Task prompt: Return the data exactly, with all pictures removed.

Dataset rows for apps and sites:

****

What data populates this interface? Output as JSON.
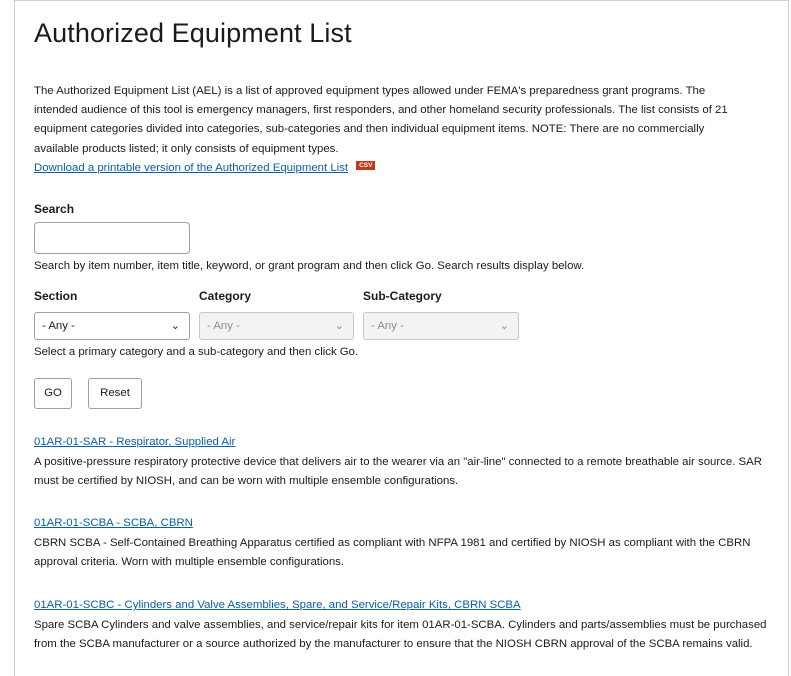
{
  "page_title": "Authorized Equipment List",
  "intro": {
    "text": "The Authorized Equipment List (AEL) is a list of approved equipment types allowed under FEMA's preparedness grant programs. The intended audience of this tool is emergency managers, first responders, and other homeland security professionals. The list consists of 21 equipment categories divided into categories, sub-categories and then individual equipment items. NOTE: There are no commercially available products listed; it only consists of equipment types.",
    "download_link": "Download a printable version of the Authorized Equipment List",
    "csv_badge": "CSV"
  },
  "search": {
    "label": "Search",
    "value": "",
    "help": "Search by item number, item title, keyword, or grant program and then click Go. Search results display below."
  },
  "filters": {
    "section_label": "Section",
    "category_label": "Category",
    "subcategory_label": "Sub-Category",
    "section_value": "- Any -",
    "category_value": "- Any -",
    "subcategory_value": "- Any -",
    "help": "Select a primary category and a sub-category and then click Go."
  },
  "buttons": {
    "go": "GO",
    "reset": "Reset"
  },
  "results": [
    {
      "title": "01AR-01-SAR - Respirator, Supplied Air",
      "description": "A positive-pressure respiratory protective device that delivers air to the wearer via an \"air-line\" connected to a remote breathable air source. SAR must be certified by NIOSH, and can be worn with multiple ensemble configurations."
    },
    {
      "title": "01AR-01-SCBA - SCBA, CBRN",
      "description": "CBRN SCBA - Self-Contained Breathing Apparatus certified as compliant with NFPA 1981 and certified by NIOSH as compliant with the CBRN approval criteria. Worn with multiple ensemble configurations."
    },
    {
      "title": "01AR-01-SCBC - Cylinders and Valve Assemblies, Spare, and Service/Repair Kits, CBRN SCBA",
      "description": "Spare SCBA Cylinders and valve assemblies, and service/repair kits for item 01AR-01-SCBA. Cylinders and parts/assemblies must be purchased from the SCBA manufacturer or a source authorized by the manufacturer to ensure that the NIOSH CBRN approval of the SCBA remains valid."
    }
  ],
  "icons": {
    "dropdown": "chevron-down-icon"
  },
  "colors": {
    "link": "#0b5fa5",
    "csv_badge": "#c23a1a"
  }
}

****

Solution to the problem:
What data populates this interface? Output as JSON.
{
  "page_title": "Authorized Equipment List",
  "intro": {
    "text": "The Authorized Equipment List (AEL) is a list of approved equipment types allowed under FEMA's preparedness grant programs. The intended audience of this tool is emergency managers, first responders, and other homeland security professionals. The list consists of 21 equipment categories divided into categories, sub-categories and then individual equipment items. NOTE: There are no commercially available products listed; it only consists of equipment types.",
    "download_link": "Download a printable version of the Authorized Equipment List",
    "csv_badge": "CSV"
  },
  "search": {
    "label": "Search",
    "value": "",
    "help": "Search by item number, item title, keyword, or grant program and then click Go. Search results display below."
  },
  "filters": {
    "section_label": "Section",
    "category_label": "Category",
    "subcategory_label": "Sub-Category",
    "section_value": "- Any -",
    "category_value": "- Any -",
    "subcategory_value": "- Any -",
    "help": "Select a primary category and a sub-category and then click Go."
  },
  "buttons": {
    "go": "GO",
    "reset": "Reset"
  },
  "results": [
    {
      "title": "01AR-01-SAR - Respirator, Supplied Air",
      "description": "A positive-pressure respiratory protective device that delivers air to the wearer via an \"air-line\" connected to a remote breathable air source. SAR must be certified by NIOSH, and can be worn with multiple ensemble configurations."
    },
    {
      "title": "01AR-01-SCBA - SCBA, CBRN",
      "description": "CBRN SCBA - Self-Contained Breathing Apparatus certified as compliant with NFPA 1981 and certified by NIOSH as compliant with the CBRN approval criteria. Worn with multiple ensemble configurations."
    },
    {
      "title": "01AR-01-SCBC - Cylinders and Valve Assemblies, Spare, and Service/Repair Kits, CBRN SCBA",
      "description": "Spare SCBA Cylinders and valve assemblies, and service/repair kits for item 01AR-01-SCBA. Cylinders and parts/assemblies must be purchased from the SCBA manufacturer or a source authorized by the manufacturer to ensure that the NIOSH CBRN approval of the SCBA remains valid."
    }
  ],
  "icons": {
    "dropdown": "chevron-down-icon"
  },
  "colors": {
    "link": "#0b5fa5",
    "csv_badge": "#c23a1a"
  }
}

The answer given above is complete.